▸ Page and application data records
####

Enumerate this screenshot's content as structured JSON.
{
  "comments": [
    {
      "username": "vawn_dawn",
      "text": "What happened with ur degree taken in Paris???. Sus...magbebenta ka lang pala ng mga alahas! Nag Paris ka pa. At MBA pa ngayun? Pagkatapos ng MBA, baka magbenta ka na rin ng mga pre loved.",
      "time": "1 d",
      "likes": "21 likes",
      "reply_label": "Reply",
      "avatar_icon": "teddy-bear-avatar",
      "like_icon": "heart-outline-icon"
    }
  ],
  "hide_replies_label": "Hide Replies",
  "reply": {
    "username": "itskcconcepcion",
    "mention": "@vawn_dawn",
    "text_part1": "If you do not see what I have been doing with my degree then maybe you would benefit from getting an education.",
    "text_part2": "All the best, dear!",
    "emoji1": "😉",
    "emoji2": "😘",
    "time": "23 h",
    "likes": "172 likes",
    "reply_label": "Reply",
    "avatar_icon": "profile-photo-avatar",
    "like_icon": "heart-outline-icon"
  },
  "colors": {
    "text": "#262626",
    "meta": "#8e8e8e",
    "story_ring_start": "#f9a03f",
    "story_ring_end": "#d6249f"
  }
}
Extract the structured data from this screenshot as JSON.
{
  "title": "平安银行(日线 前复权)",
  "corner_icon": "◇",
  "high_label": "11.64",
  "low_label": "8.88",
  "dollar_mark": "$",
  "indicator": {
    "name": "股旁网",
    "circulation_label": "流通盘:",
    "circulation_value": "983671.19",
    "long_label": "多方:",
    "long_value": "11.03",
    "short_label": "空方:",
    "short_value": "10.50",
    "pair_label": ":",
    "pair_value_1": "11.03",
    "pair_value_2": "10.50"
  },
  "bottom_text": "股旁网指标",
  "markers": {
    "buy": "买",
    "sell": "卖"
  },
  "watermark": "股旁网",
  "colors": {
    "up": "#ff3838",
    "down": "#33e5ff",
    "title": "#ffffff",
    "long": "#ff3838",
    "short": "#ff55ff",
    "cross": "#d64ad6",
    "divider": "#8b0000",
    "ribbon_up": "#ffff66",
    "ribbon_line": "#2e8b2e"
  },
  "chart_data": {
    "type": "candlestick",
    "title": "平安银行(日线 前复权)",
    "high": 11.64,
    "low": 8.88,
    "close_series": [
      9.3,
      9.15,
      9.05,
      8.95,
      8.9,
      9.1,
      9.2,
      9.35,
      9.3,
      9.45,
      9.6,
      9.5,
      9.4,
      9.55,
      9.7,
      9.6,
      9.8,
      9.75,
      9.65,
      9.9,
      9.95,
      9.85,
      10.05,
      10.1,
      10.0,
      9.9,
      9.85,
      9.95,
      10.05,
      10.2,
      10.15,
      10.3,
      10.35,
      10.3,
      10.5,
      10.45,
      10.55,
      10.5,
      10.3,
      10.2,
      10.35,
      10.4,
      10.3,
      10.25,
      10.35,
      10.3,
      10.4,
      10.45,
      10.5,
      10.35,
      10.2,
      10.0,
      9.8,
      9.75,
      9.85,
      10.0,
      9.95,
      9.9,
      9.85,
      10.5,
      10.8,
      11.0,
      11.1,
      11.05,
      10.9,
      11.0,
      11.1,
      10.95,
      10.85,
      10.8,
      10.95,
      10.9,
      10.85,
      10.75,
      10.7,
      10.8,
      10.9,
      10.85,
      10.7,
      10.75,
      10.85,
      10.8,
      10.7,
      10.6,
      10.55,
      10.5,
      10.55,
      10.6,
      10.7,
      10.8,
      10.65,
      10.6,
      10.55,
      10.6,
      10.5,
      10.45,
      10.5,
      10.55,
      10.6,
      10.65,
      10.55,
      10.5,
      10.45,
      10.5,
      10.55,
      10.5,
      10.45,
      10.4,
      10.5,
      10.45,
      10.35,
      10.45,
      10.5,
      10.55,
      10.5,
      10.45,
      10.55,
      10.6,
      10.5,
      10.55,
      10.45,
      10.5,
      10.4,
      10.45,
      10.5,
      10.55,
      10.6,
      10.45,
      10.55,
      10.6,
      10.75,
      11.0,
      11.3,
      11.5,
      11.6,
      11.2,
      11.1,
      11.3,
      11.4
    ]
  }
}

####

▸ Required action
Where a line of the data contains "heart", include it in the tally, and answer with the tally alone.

▸ Your response
2